    // Basically just tells RR to follow the next trajectory at the end of this one
    .build();

  trajectory2 = drive.trajectoryBuilder(trajectory1.end())
    .lineTo(new Vector2d())
    .addDisplacementMarker(() -> drive.followTrajectoryAsync(trajectory3))
    .build();

  trajectory3 = drive.trajectoryBuilder(trajectory2.end())
    .lineTo(new Vector2d())
    .build();

  // Be sure to set the drive to follow the first trajectory in init
  drive.followTrajectoryAsync(trajectory1);
}

public void loop() {
  drive.update();
  lift.update(); // Update some lift pid in the background or whatever
}

There are a few downsides with this method. The follower by default has half a second after the motion profile is finished to correct the pose using the translational and heading PID. Chaining the trajectories like this will skip that end correction, although this is probably not useful in such a situation anyways.

In addition to that, you cannot add delays or turns with this method. For a proper implementation of this behavior, you will want to orchestrate your movements via a finite state machine. See the following example for further deatils on that.

# Finite State Machine Following

Finited state machines are a very simple but incredibly powerful pattern that makes it very easy for us to orchestrate complex behaviors. For further information on finite state machines, check out gm0's page on them. There is also a fairly old but very informative video made specifically in the context of FTC. Highly recommend you check it out.
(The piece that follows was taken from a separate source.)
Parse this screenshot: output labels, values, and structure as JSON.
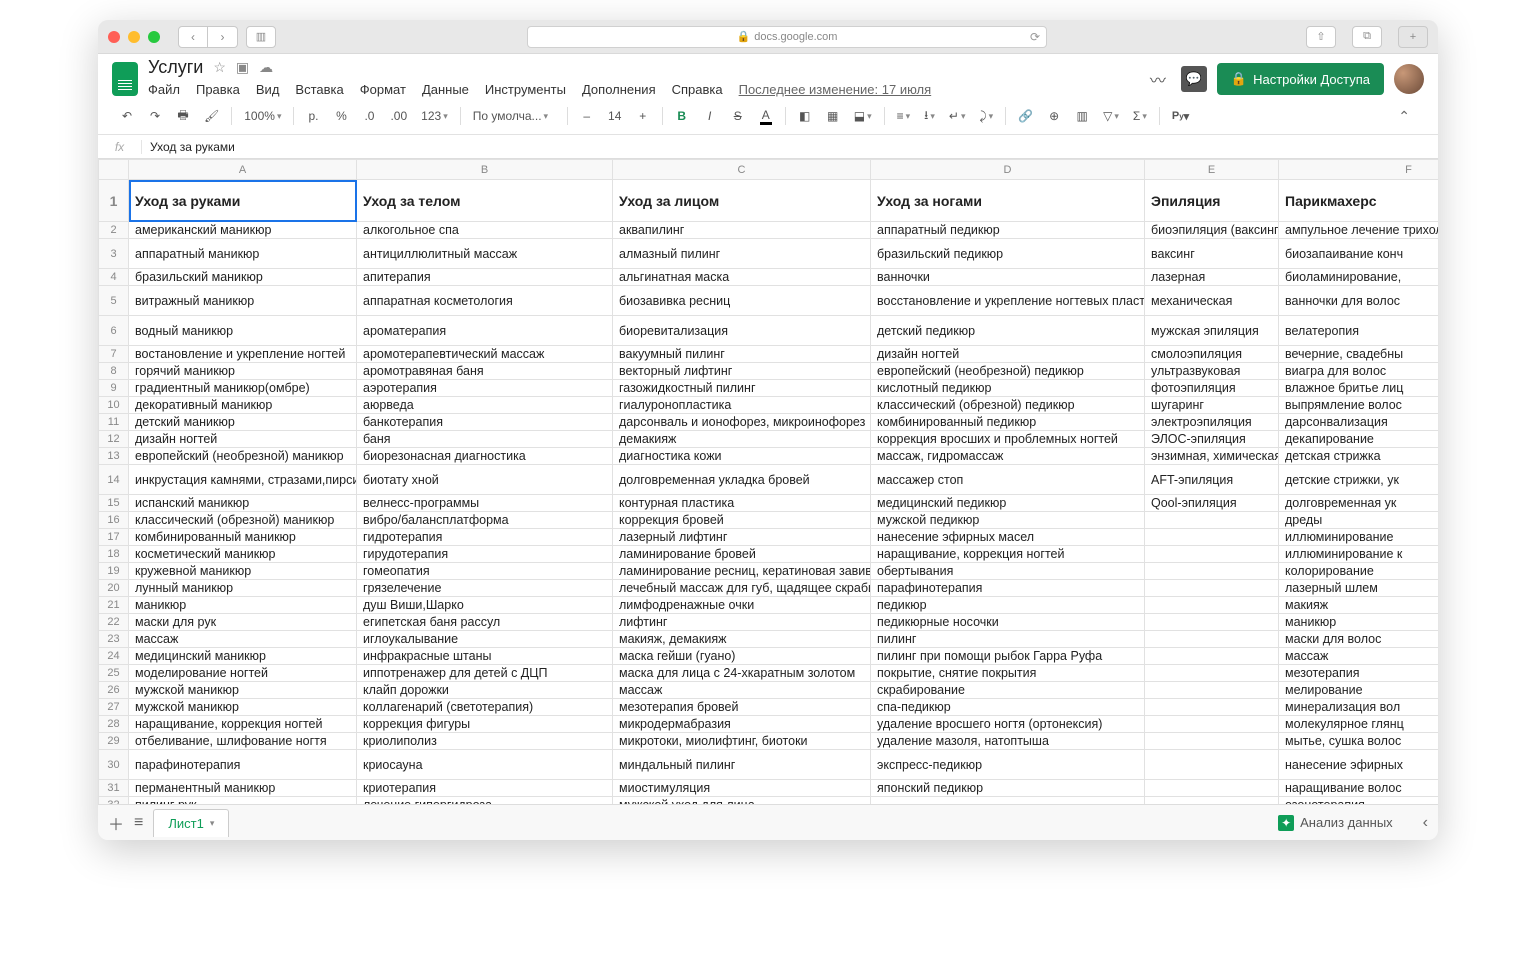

This sample opmode, located in the advanced examples branch, demonstrates how one would create a rudimentary FSM to follow multiple trajectories, wait between trajectories, and turn between trajectories, all while updating everything asynchronously. The asynchronous nature of state machines allows one to run multiple state machines in parallel for complex subsystems or simply one's own logic in the background. The example also demonstrates sending the pose to PoseStorage on every loop, solving the issue previously described at the end of Transferring Pose Between Opmodes.

# Overloading Constraints

TODO: Come back and write this

# Gain Scheduling

TODO: Come back and write this

# Interrupting a Live Trajectory

There may be an instance where you want to arbitrarily break out of a trajectory. The only reason that this should be applicable in is the example below. This behavior requires one to edit the SampleMecanumDrive class and implement a function that forces the mode into IDLE.

This sample opmode along with this modified SampleMecanumDrive class.

The modified SampleMecanumDrive class simply implements a cancelFollowing() function that forces the internal mode to IDLE, arbitrarily stopping following.

This will be used in the next sample.

# Automatic Driving in Teleop

WARNING: THIS IS A DEMONSTRATION OF ROAD RUNNER'S CAPABILITIES. I DO NOT RECOMMEND DOING THIS IN GAME

This sample opmode demonstrates how one can augment driver control by following arbitrary Road Runner trajectories at any time during teleop. This really isn't recommended at all. This is not what Trajectories are meant for. A path follower is more suited for this scenario. This sample primarily serves as a demo showcasing Road Runner's capabilities. However, it is a cool demo and demonstrates how one can combine the "Finite State Machine" sample along with the "Interrupting a Live Trajectory" sample to create complex behaviors.

Further details on what the demo does can be found in the comments of the opmode.